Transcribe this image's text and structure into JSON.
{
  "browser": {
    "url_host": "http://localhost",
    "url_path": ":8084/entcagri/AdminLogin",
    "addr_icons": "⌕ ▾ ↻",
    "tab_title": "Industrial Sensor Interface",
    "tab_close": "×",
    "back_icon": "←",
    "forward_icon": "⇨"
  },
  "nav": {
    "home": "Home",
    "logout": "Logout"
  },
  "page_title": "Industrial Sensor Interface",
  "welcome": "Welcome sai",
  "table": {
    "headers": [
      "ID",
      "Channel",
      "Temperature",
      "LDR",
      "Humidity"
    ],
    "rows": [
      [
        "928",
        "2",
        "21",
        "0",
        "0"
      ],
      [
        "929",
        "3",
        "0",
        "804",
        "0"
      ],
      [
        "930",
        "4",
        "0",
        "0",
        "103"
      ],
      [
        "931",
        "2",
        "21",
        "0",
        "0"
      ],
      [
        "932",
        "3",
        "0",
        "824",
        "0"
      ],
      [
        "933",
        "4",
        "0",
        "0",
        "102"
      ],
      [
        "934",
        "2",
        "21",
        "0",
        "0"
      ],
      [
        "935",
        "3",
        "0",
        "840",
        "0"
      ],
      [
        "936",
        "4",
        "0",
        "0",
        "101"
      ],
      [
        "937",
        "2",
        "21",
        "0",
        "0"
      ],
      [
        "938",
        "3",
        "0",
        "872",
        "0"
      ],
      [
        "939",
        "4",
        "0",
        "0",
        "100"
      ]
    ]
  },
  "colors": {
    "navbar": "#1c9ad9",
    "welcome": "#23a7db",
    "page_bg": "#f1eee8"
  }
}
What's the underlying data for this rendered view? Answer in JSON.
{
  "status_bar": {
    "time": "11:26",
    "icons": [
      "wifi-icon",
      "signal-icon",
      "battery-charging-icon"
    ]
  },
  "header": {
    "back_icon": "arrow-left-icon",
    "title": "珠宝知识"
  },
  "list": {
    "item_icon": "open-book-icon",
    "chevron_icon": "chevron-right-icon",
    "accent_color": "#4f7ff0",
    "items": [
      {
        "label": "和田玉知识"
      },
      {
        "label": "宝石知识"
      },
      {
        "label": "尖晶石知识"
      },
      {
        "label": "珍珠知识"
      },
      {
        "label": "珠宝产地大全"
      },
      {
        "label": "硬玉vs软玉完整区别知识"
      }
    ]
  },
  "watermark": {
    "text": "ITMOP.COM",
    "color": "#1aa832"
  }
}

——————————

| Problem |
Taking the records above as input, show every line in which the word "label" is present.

| Exercise solution |
        "label": "和田玉知识"
        "label": "宝石知识"
        "label": "尖晶石知识"
        "label": "珍珠知识"
        "label": "珠宝产地大全"
        "label": "硬玉vs软玉完整区别知识"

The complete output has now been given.